Legionnaire’s disease is a severe form of pneumonia accompanied by headaches, diarrhea, and vomiting. The key to controlling the mortality rates of this legionella infection is to treat the suspected infection immediately, even before a test confirms its presence. For most infections, treatment with special antibiotics, pain relievers, and sometimes anti-diarrhea medications is all that is needed. In some cases, the infection can become so severe that intravenous fluids, electrolytes, and oxygen therapy are needed.

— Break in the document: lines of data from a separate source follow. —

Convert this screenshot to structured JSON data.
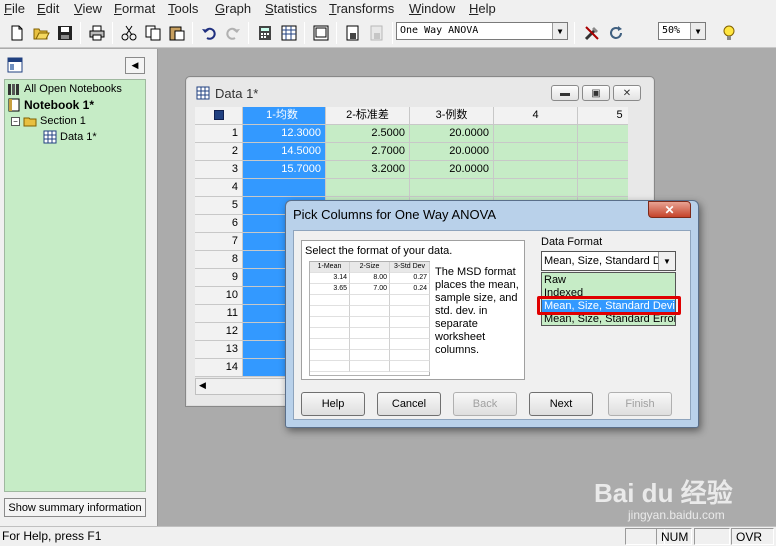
{
  "menu": [
    "File",
    "Edit",
    "View",
    "Format",
    "Tools",
    "Graph",
    "Statistics",
    "Transforms",
    "Window",
    "Help"
  ],
  "toolbar": {
    "test_combo": "One Way ANOVA",
    "zoom": "50%"
  },
  "tree": {
    "root": "All Open Notebooks",
    "notebook": "Notebook 1*",
    "section": "Section 1",
    "worksheet": "Data 1*"
  },
  "summary_button": "Show summary information",
  "status": {
    "help": "For Help, press F1",
    "num": "NUM",
    "ovr": "OVR"
  },
  "datawin": {
    "title": "Data 1*",
    "columns": [
      "1-均数",
      "2-标准差",
      "3-例数",
      "4",
      "5"
    ],
    "rows": [
      [
        "12.3000",
        "2.5000",
        "20.0000",
        "",
        ""
      ],
      [
        "14.5000",
        "2.7000",
        "20.0000",
        "",
        ""
      ],
      [
        "15.7000",
        "3.2000",
        "20.0000",
        "",
        ""
      ]
    ],
    "row_numbers": [
      "1",
      "2",
      "3",
      "4",
      "5",
      "6",
      "7",
      "8",
      "9",
      "10",
      "11",
      "12",
      "13",
      "14"
    ]
  },
  "dialog": {
    "title": "Pick Columns for One Way ANOVA",
    "prompt": "Select the format of your data.",
    "mini_headers": [
      "1-Mean",
      "2-Size",
      "3-Std Dev"
    ],
    "mini_rows": [
      [
        "3.14",
        "8.00",
        "0.27"
      ],
      [
        "3.65",
        "7.00",
        "0.24"
      ]
    ],
    "description": "The MSD format places the mean, sample size, and std. dev. in separate worksheet columns.",
    "format_label": "Data Format",
    "format_selected": "Mean, Size, Standard Deviation",
    "format_options": [
      "Raw",
      "Indexed",
      "Mean, Size, Standard Deviation",
      "Mean, Size, Standard Error"
    ],
    "buttons": {
      "help": "Help",
      "cancel": "Cancel",
      "back": "Back",
      "next": "Next",
      "finish": "Finish"
    }
  },
  "watermark": {
    "logo": "Bai du 经验",
    "url": "jingyan.baidu.com"
  },
  "colors": {
    "selected_column": "#3399ff",
    "green_cells": "#c6ecc6",
    "highlight_box": "#e00000"
  }
}
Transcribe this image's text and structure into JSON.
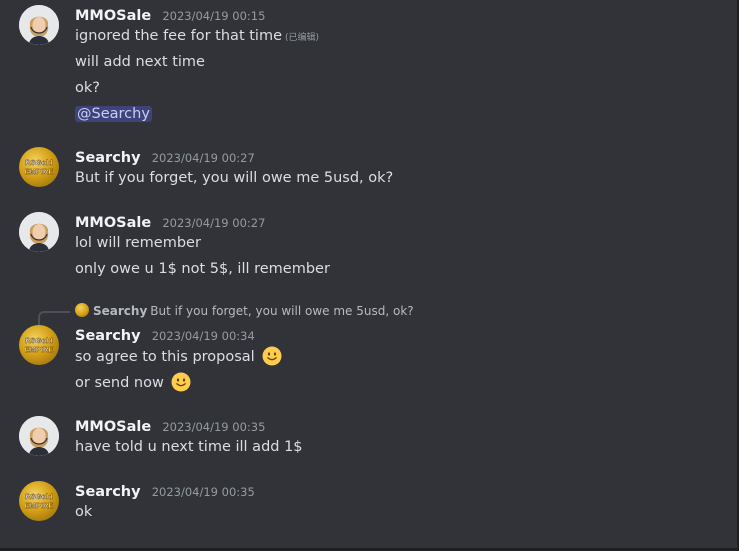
{
  "messages": [
    {
      "author": "MMOSale",
      "timestamp": "2023/04/19 00:15",
      "lines": [
        "ignored the fee for that time",
        "will add next time",
        "ok?",
        "@Searchy"
      ],
      "edited": "(已编辑)"
    },
    {
      "author": "Searchy",
      "timestamp": "2023/04/19 00:27",
      "lines": [
        "But if you forget, you will owe me 5usd, ok?"
      ]
    },
    {
      "author": "MMOSale",
      "timestamp": "2023/04/19 00:27",
      "lines": [
        "lol will remember",
        "only owe u 1$ not 5$, ill remember"
      ]
    },
    {
      "reply": {
        "author": "Searchy",
        "text": "But if you forget, you will owe me 5usd, ok?"
      },
      "author": "Searchy",
      "timestamp": "2023/04/19 00:34",
      "lines": [
        "so agree to this proposal",
        "or send now"
      ],
      "emoji": "slightly-smiling-face"
    },
    {
      "author": "MMOSale",
      "timestamp": "2023/04/19 00:35",
      "lines": [
        "have told u next time ill add 1$"
      ]
    },
    {
      "author": "Searchy",
      "timestamp": "2023/04/19 00:35",
      "lines": [
        "ok"
      ]
    }
  ],
  "avatar_text": {
    "rs_line1": "RSGold",
    "rs_line2": "EMPIRE"
  },
  "colors": {
    "background": "#313338",
    "username": "#f2f3f5",
    "timestamp": "#949ba4",
    "text": "#dbdee1",
    "mention_bg": "#4a5090",
    "mention_text": "#c9cdfb"
  }
}
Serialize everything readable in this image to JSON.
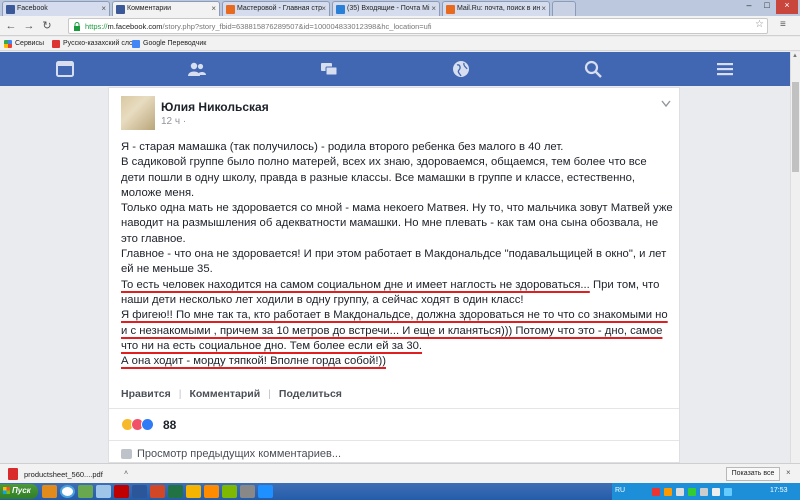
{
  "browser": {
    "tabs": [
      {
        "label": "Facebook",
        "icon": "facebook-icon",
        "active": false
      },
      {
        "label": "Комментарии",
        "icon": "facebook-icon",
        "active": true
      },
      {
        "label": "Мастеровой - Главная стр",
        "icon": "mail-icon",
        "active": false
      },
      {
        "label": "(35) Входящие - Почта Mi",
        "icon": "mail-icon",
        "active": false
      },
      {
        "label": "Mail.Ru: почта, поиск в ин",
        "icon": "mail-icon",
        "active": false
      }
    ],
    "url_scheme": "https://",
    "url_host": "m.facebook.com",
    "url_rest": "/story.php?story_fbid=638815876289507&id=100004833012398&hc_location=ufi",
    "bookmarks": [
      "Сервисы",
      "Русско-казахский слов",
      "Google Переводчик"
    ]
  },
  "post": {
    "author": "Юлия Никольская",
    "time": "12 ч ·",
    "paragraphs": [
      "Я - старая мамашка (так получилось) - родила второго ребенка без малого в 40 лет.",
      "В садиковой группе было полно матерей, всех их знаю, здороваемся, общаемся, тем более что все дети пошли в одну школу, правда в разные классы. Все мамашки в группе и классе, естественно, моложе меня.",
      "Только одна мать не здоровается со мной - мама некоего Матвея. Ну то, что мальчика зовут Матвей уже наводит на размышления об адекватности мамашки. Но мне плевать - как там она сына обозвала, не это главное.",
      "Главное - что она не здоровается! И при этом работает в Макдональдсе \"подавальщицей в окно\", и лет ей не меньше 35."
    ],
    "p5_underlined": "То есть человек находится на самом социальном дне и имеет наглость не здороваться...",
    "p5_rest": " При том, что наши дети несколько лет ходили в одну группу, а сейчас ходят в один класс!",
    "p6": "Я фигею!! По мне так та, кто работает в Макдональдсе, должна здороваться не то что со знакомыми но и с незнакомыми , причем за 10 метров до встречи... И еще и кланяться))) Потому что это - дно, самое что ни на есть социальное дно. Тем более если ей за 30.",
    "p7": "А она ходит - морду тяпкой! Вполне горда собой!))",
    "actions": [
      "Нравится",
      "Комментарий",
      "Поделиться"
    ],
    "reaction_count": "88",
    "prev_comments": "Просмотр предыдущих комментариев..."
  },
  "downloads": {
    "file": "productsheet_560....pdf",
    "show_all": "Показать все"
  },
  "taskbar": {
    "start": "Пуск",
    "lang": "RU",
    "clock": "17:53"
  },
  "colors": {
    "fb_blue": "#4267b2",
    "underline_red": "#e02020"
  }
}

During an infection, legionella bacteria are engulfed by white blood cells in the lungs, multiply within these cells until the cells bursts, and then the bacteria spreads to infect more white blood cells. This type of infectious cycle requires special antibiotics which can penetrate cells to destroy the legionella bacteria. For adults, quinolones, ketolides, and macrolides antibiotics are the standard treatment and capable of accessing the intracellular legionella and destroying it. In children, legionella treatment begins with intravenous azithromycin, and if the response is good the delivery method can be switched to pills. If the azithromycin response is poor, the antibiotic rifampin is added to the legionella treatment.
Pontiac fever is a mild infection caused by legionella bacteria. This illness typically lasts two to five days and is characterized by fever, muscle ache, and headache. Pontiac fever does not usually require any special legionella treatment other than to control the symptoms with over-the-counter cold or flu remedies, consume plenty of fluids to counter any fluid loss from the fever, and rest. In some cases, Pontiac fever may be treated with antibiotics if Legionnaire's disease is suspected.
Legionella bacteria is transmitted by breathing in contaminated water particles or ingesting contaminated water. Humidifiers, respiratory equipment, spas, and water distributing systems, such as shower heads and faucets, can become contaminated and spread the infection. This route of contamination often results in many people contracting the infection at about the same time. Part of the treating a legionella outbreak includes identifying the source of the contamination, treating it, and educating the public about the signs of a legionella infection.